Tips On Interacting With Horses

Since many of my earliest trails miles were put in at Jacobsburg, I've been interacting with equestrians for more than ten years.
For a portion of that time I admit to being clueless.

I recently attended a trail-building seminar where there were many equestrians present, so I had the opportunity to get the word straight from the... (really bad joke). Here are a few hints you might find helpful when riding Jacobsburg, Blue Marsh or any other place that welcomes equestrians.

Let me start by saying that it's my personal opinion that, in general, local equestrians are very cool with cyclists. And they do really appreciate your taking the effort to show them a little courtesy. It only takes one bad experience for folks to leave with a bad opinion of cyclists.

For those who don't already know it, multi-use trails system require that cyclists yield to everyone else. It's not gonna' ruin your training loop to be friendly and wait for a minute while a horse passes -- and a good relationship far outweighs this minor inconvenience.

It seems that all potential issues really stem from the horse being spooked, so a lot of this is common sense based on that fact...

• Make your presence known by greeting them calmly as soon as possible (not so far away that you need to scream) and ask the rider for instruction on how to proceed. I'm told that the rider interacting with you vocally can help to keep the horse calm. Though opinions seem to vary on using a bell, the local folks I spoke with really prefer talking -- and squealing brakes are not a reasonable alternative to this. By the way, this goes for hikers as well. Don't be shy! speak to people from a distance and don't just yell, "on yer left!" I've actually seen people jump to the left when they hear this.

• Unless the equestrian tells me differently, I stop the bicycle and dismount, standing off the trail. In general, whenever you stop on a trail -- you should get off the trail.

• When possible, stand on lower ground than that of the horse.

• Don't look the horse in the eye. Evidently, they view themselves as potential dinner and are intimidated by any animal with forward facing eyes that stare at them.

• If you typically ride with ear buds, consider keeping one out so you can hear if someone is trying to talk to you. Again, relationship building.

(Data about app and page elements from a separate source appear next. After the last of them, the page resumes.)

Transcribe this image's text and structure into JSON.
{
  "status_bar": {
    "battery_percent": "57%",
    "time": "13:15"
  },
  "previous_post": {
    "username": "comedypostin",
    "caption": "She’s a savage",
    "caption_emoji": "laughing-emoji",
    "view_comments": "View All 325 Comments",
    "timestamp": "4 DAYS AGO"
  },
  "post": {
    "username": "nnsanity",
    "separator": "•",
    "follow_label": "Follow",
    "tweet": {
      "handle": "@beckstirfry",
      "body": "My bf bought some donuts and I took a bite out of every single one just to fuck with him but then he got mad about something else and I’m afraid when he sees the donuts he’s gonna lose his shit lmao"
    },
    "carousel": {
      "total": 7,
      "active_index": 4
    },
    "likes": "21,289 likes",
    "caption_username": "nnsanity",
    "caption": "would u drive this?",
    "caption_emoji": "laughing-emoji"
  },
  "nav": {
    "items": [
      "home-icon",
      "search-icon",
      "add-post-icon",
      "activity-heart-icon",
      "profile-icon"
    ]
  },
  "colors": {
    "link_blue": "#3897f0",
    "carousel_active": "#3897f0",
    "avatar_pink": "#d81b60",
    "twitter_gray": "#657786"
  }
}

Much more info on this stuff is available from IMBA.
Here's one.

Thanks for reading. Hopefully I was able to share something you didn't know before.